Please copy out all lines of the entries that contain the word "Union".
** Exercise input follows **
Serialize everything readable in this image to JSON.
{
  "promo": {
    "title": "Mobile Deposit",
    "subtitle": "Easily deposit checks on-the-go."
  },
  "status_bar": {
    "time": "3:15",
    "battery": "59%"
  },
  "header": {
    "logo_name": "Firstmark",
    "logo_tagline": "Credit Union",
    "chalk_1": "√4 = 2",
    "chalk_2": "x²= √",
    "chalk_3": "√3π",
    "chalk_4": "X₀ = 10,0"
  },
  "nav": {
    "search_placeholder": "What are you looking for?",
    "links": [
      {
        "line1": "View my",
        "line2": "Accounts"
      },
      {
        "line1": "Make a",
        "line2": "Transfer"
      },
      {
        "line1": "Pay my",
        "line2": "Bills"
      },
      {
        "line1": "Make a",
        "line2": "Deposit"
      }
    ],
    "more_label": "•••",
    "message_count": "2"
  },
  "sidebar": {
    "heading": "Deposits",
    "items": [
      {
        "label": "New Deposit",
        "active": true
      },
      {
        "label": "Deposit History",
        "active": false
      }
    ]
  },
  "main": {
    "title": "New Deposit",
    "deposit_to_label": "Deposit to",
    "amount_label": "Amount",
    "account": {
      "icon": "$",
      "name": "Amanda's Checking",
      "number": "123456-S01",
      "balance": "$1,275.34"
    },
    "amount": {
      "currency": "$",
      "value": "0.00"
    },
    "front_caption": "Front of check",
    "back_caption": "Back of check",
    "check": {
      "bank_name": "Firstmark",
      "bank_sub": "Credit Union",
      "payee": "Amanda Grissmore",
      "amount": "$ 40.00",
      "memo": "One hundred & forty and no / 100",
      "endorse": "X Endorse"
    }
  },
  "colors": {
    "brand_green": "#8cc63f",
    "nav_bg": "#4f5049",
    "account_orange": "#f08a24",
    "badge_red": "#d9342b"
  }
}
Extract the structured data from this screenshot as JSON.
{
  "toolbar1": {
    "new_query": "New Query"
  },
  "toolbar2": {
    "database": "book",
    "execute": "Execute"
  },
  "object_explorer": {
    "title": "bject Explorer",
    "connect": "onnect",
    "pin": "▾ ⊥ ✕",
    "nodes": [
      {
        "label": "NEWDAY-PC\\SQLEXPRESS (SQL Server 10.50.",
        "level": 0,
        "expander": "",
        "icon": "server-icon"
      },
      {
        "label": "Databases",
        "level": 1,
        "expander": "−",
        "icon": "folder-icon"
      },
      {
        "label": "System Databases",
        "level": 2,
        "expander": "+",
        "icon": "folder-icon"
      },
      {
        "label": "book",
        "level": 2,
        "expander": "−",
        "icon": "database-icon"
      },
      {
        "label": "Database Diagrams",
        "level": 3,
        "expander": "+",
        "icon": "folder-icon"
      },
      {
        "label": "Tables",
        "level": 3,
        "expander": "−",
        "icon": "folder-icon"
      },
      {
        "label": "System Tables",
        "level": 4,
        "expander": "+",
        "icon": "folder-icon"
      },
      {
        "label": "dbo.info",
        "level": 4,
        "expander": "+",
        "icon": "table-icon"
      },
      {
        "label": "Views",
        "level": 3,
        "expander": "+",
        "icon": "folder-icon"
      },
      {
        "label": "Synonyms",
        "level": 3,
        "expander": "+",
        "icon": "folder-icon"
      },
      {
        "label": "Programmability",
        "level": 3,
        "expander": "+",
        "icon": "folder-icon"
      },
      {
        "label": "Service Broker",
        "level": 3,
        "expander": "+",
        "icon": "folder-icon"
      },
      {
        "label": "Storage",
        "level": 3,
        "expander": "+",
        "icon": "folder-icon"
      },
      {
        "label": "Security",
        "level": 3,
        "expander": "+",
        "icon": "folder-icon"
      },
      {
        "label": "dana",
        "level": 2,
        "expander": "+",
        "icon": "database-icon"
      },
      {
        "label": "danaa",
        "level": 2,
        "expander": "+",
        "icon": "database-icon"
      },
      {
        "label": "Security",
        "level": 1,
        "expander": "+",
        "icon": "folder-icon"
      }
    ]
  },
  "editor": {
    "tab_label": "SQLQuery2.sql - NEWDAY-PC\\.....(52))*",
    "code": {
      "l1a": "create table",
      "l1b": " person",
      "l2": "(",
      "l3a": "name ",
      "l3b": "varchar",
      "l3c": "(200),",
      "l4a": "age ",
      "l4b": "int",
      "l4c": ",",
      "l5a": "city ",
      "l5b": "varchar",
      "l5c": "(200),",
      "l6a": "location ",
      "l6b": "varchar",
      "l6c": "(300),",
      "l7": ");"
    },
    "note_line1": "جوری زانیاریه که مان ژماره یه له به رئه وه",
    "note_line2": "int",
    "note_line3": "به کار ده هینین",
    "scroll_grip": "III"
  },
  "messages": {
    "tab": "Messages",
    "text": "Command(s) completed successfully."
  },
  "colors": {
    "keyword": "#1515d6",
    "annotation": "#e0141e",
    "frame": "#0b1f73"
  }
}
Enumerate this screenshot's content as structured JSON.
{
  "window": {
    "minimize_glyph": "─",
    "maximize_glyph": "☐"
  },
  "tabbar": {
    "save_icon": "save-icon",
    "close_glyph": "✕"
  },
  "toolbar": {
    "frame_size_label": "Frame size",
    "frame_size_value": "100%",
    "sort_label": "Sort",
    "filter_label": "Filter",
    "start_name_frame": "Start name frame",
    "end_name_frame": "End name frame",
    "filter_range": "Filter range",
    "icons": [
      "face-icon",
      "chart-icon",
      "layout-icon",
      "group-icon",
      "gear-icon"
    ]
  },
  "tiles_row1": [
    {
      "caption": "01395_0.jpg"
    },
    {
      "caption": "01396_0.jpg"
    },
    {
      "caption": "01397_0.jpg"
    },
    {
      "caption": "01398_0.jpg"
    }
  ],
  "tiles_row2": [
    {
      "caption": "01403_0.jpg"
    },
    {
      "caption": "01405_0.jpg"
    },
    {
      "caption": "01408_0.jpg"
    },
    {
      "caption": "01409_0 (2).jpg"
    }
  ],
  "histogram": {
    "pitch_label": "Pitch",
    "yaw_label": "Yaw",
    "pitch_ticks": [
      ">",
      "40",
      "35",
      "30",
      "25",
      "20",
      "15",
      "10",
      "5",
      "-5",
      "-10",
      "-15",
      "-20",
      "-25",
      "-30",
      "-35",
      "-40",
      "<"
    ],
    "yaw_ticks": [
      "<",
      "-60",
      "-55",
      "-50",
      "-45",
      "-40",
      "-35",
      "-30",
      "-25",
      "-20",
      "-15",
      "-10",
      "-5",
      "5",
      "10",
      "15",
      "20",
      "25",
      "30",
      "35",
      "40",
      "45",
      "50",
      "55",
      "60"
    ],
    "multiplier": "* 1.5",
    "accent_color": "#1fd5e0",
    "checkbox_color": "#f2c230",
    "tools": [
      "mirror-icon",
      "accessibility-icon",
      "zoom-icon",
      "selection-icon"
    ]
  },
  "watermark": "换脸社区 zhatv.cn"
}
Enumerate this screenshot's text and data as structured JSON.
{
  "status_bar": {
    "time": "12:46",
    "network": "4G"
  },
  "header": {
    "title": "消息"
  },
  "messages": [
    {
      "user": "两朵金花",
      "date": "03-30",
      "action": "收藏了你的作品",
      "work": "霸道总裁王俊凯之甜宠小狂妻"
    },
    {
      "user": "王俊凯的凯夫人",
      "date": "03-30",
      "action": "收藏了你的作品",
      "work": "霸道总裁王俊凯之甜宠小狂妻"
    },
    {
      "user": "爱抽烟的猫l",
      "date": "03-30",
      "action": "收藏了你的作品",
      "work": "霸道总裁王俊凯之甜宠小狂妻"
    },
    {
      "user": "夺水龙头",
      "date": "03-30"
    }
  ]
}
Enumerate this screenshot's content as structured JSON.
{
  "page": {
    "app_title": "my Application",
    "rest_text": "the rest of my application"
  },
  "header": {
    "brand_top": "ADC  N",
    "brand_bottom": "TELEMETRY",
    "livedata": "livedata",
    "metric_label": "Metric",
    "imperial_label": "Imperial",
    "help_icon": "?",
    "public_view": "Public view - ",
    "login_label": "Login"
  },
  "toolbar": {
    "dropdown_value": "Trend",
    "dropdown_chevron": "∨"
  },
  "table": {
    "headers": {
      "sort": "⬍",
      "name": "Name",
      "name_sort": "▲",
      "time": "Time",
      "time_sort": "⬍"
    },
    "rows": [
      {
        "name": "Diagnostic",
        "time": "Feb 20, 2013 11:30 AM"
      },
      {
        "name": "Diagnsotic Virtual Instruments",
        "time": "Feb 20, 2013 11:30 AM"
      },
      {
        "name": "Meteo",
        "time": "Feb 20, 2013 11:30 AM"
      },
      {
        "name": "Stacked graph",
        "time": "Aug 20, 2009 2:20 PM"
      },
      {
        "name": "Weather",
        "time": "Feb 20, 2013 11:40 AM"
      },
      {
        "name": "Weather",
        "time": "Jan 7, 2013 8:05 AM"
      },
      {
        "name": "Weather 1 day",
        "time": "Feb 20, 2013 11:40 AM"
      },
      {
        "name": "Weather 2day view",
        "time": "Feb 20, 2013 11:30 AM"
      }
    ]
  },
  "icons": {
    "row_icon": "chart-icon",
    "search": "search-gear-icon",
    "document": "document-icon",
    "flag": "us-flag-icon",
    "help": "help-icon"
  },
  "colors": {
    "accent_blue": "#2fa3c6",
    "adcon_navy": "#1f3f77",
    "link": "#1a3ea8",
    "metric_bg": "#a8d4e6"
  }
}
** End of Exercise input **
> [Answer space]
    "logo_tagline": "Credit Union",
      "bank_sub": "Credit Union",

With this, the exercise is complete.